DJS’s review published on Letterboxd:
“Once Upon A Time In Hollywood” explores rich cinematic possibilities that demands bold, invigorating confidence of a very mature filmmaker.
Tarantino here projects 1960’s hilly-side LA in a way where you feel you’ve been hanging around in the neighbourhood for quite some time. You rarely get so immersed in the time and space of that period like the way Tarantino composes in this film, and you don’t need to know a lot of references to enjoy it (even if that would certainly help more). The magic obviously lies in the cinematography that conjures something “enigmatic or mysterious or cheery or a little scary” feeling that pours across Los Angeles. The nights in the canyons seem eerie.

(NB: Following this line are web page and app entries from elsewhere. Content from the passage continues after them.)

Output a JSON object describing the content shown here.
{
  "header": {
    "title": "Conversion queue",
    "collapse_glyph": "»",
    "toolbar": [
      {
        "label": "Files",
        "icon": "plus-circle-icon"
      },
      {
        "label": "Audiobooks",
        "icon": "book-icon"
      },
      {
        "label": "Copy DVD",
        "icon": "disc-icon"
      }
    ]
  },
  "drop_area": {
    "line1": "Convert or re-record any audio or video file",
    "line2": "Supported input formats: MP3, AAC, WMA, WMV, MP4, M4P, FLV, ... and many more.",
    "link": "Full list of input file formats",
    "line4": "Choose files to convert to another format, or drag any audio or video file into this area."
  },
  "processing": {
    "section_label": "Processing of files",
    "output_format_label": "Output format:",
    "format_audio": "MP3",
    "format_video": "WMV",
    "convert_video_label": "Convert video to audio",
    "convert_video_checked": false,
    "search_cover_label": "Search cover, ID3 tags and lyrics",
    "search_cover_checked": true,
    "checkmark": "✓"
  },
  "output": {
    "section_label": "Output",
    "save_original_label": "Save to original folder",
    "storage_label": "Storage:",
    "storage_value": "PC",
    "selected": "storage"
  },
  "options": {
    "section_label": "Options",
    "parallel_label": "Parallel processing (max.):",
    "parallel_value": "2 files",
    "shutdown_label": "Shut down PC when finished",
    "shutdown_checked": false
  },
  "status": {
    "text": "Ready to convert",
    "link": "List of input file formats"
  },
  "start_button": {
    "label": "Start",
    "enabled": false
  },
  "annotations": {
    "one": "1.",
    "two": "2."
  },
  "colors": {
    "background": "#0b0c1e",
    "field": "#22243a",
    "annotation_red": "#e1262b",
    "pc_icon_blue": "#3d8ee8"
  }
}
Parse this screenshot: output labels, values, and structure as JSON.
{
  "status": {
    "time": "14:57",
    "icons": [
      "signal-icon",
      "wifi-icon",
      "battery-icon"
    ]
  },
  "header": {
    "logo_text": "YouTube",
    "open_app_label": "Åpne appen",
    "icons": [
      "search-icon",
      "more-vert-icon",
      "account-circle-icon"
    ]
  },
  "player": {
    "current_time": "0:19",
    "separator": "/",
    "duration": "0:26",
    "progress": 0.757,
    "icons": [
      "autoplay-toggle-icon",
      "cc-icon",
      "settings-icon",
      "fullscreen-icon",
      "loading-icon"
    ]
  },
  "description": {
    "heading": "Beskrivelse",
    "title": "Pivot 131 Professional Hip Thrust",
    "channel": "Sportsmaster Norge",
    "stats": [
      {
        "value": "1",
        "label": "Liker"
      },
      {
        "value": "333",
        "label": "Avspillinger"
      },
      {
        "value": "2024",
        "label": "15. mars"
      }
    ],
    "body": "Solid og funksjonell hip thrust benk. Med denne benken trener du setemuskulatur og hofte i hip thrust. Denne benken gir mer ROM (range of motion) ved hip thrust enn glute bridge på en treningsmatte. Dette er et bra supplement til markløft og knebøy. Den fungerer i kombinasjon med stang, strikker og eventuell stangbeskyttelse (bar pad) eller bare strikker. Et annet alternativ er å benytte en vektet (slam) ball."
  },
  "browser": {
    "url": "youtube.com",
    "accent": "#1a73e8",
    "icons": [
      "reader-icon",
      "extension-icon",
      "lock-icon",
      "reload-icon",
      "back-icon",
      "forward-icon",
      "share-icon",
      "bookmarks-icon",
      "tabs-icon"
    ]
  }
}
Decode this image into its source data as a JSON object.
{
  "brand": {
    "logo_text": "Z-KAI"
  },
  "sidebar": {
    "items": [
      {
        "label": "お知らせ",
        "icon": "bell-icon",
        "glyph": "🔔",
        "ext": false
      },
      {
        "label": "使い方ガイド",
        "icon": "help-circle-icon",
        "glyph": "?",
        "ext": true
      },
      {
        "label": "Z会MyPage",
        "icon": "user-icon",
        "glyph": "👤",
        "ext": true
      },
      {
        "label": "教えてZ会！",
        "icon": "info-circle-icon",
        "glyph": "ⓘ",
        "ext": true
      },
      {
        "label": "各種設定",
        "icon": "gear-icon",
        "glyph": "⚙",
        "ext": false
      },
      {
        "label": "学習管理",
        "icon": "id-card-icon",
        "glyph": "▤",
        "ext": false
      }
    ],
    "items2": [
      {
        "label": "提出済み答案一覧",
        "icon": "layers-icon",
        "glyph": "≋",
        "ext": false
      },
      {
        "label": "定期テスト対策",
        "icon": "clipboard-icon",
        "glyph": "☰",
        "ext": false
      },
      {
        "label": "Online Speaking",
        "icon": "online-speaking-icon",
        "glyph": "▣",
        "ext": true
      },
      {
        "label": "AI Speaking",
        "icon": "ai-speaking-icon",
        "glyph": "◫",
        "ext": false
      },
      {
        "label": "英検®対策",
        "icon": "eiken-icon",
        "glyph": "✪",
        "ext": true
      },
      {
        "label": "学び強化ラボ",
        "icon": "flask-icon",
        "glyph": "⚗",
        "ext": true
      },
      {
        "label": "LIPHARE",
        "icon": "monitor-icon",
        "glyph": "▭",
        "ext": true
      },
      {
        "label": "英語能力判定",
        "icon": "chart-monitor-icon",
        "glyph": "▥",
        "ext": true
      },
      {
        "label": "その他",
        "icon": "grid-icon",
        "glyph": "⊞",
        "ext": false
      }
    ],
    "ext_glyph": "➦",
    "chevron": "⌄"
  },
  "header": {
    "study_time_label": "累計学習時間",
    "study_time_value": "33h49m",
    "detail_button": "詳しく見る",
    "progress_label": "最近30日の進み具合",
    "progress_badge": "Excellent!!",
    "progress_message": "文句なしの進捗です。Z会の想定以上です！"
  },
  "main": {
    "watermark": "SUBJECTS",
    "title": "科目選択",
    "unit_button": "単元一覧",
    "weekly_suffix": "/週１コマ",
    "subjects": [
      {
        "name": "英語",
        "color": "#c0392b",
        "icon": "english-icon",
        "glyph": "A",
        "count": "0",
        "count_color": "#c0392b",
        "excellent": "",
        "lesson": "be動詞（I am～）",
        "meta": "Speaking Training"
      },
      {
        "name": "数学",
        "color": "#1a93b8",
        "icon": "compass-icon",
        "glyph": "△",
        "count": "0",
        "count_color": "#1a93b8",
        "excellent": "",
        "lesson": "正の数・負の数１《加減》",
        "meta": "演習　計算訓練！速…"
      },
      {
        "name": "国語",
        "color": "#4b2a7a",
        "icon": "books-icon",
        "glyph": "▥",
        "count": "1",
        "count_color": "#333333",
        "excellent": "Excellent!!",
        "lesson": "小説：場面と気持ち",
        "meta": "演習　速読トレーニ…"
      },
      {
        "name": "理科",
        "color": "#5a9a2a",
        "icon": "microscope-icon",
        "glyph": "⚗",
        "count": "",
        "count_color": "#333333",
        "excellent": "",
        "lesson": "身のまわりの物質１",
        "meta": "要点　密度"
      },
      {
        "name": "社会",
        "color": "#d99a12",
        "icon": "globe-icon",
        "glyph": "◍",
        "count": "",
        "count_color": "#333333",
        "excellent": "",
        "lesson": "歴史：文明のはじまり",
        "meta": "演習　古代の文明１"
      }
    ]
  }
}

Part of the brilliance of these feelings that I felt is also the superb choice of songs that are played perfectly against such glorious images. You could sense some foreboding danger around. I found my stomach churning with fear around the final act, as the glorious shot of Cliff Booth walking with his dog in the middle of the night on the windy street in his acid-trip, makes way to the beat-up car approaching in the opposite direction of them, toward the camera, slowly coming to a halt. Chilling!
Rick Dalton’s (played by the terrific, Leonardo DiCaprio) story is both touching and emotional, and his friendship with Cliff Booth (played by effortlessly cool, Brad Pitt) is very moving. They can’t get better than this. I realise well their characters are much trickier to play than they make it look like.
This is a very sophisticated, high-value entertaining, enrapturing yarn of a film that barges into a dynamite third act, delivering catharsis that feels genuine in a way without the help of its schmaltzy nostalgic references (even if they are indulgent and fun). It’s a testament that Tarantino excites and revels the filmmaking audience in such delightful glee that is part of his brilliant form and persona around it.